What is it?
The B 55 is not a regular Mercedes-Benz model. Nor is it being considered for sale – not now or at any time in the future. Sadly, I should add. Because this wild take on the otherwise wholesomely conservative B-class, created by a team of trainees at Mercedes' Rastatt factory in Germany, is an absolute riot.
As its name suggests, the superbly constructed one-off prototype is well removed from the standard B-class. Having started off life as a humble B 200 CDI, it has been liberated from its standard turbocharged 2.0-litre four-cylinder diesel engine. Shoehorned into its place and other areas of the engine bay is Mercedes’ recently superseded 5.5-litre petrol V8 packing an added 243bhp at 383bhp and 170lb ft more torque at 391lb ft.
What's it like?
Just how the new engine fits under the heavily sloping bonnet and within the tight confines of the compact MPV using the original mounts and without any modification to the standard steel body structure remains somewhat of a mystery, but with polished chrome inlet plumbing and other visual tweaks, it certainly looks the goods.
It sounds it, too. Turn the key and you’re treated to a deliciously throaty soundtrack thanks to a new exhaust system created from various replacement parts that does without the usual silencers and back-pressure reducing trickery. If you didn't know, you could be forgiven for thinking it was the product of AMG, which apparently had no direct input into the new car.

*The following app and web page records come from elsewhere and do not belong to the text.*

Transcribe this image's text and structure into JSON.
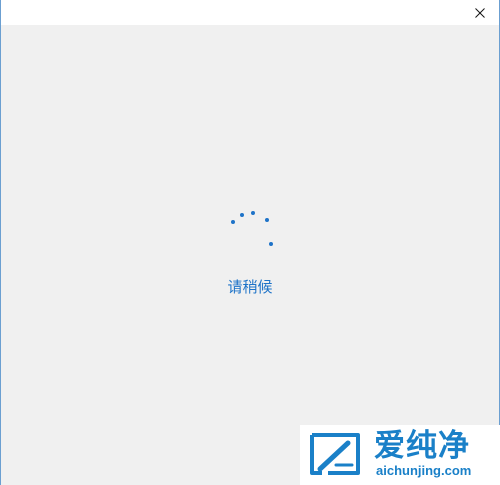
{
  "window": {
    "close_icon": "close-icon"
  },
  "loading": {
    "spinner_icon": "loading-spinner-icon",
    "status_text": "请稍候",
    "accent_color": "#1e73c8"
  },
  "watermark": {
    "brand": "爱纯净",
    "url": "aichunjing.com",
    "color": "#1a80c8"
  }
}
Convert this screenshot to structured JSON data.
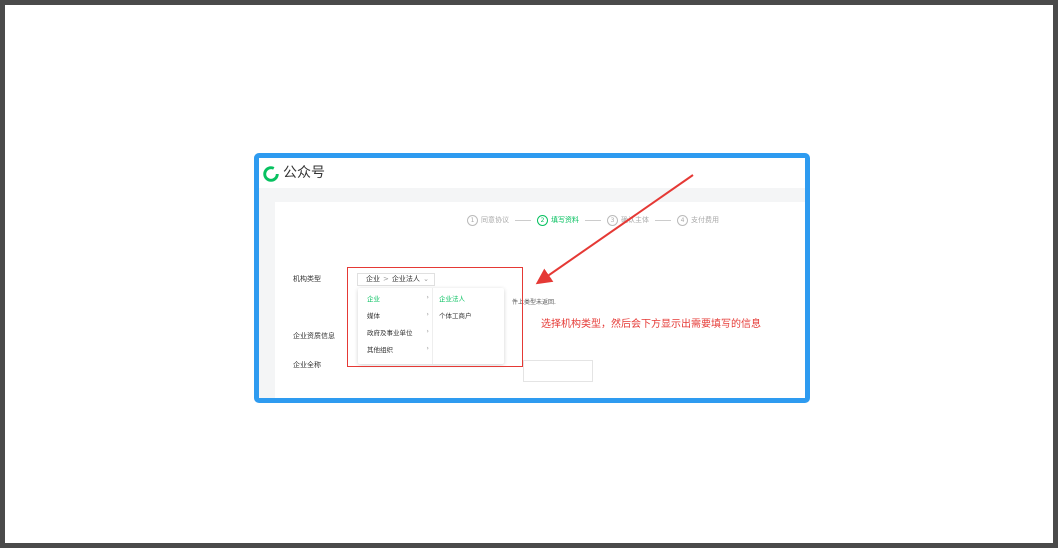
{
  "app": {
    "title": "公众号"
  },
  "steps": [
    {
      "num": "1",
      "label": "同意协议",
      "active": false
    },
    {
      "num": "2",
      "label": "填写资料",
      "active": true
    },
    {
      "num": "3",
      "label": "确认主体",
      "active": false
    },
    {
      "num": "4",
      "label": "支付费用",
      "active": false
    }
  ],
  "form": {
    "org_type_label": "机构类型",
    "select": {
      "level1": "企业",
      "separator": ">",
      "level2": "企业法人"
    },
    "hint_text": "件上类型未返回.",
    "qualification_label": "企业资质信息",
    "full_name_label": "企业全称"
  },
  "menu": {
    "level1": [
      {
        "label": "企业",
        "active": true
      },
      {
        "label": "媒体",
        "active": false
      },
      {
        "label": "政府及事业单位",
        "active": false
      },
      {
        "label": "其他组织",
        "active": false
      }
    ],
    "level2": [
      {
        "label": "企业法人",
        "active": true
      },
      {
        "label": "个体工商户",
        "active": false
      }
    ]
  },
  "annotation": {
    "text": "选择机构类型，然后会下方显示出需要填写的信息",
    "color": "#e53935"
  },
  "colors": {
    "accent": "#07c160",
    "frame_border": "#2e9bf0",
    "outer_border": "#4a4a4a"
  }
}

The engine is not the only highlight. Mercedes' trainees have also ditched the B-class's front-wheel drive layout for rear-wheel drive, running a propshaft from its new seven-speed automatic gearbox under the flat floor towards the rear where it mates with an axle from the old E 430 Estate; Its 1540mm rear track allowed them to retain standard rear bodywork but required new pick-up points for the rear multi-link suspension and a smaller fuel tank.
To cope with the increased performance, it also adopts the brakes from the decade-old C 32 AMG with 345mm discs up front and 300mm at the rear. Because of the limited development, though, there's no traction control or stability program to corral the engine's reserves.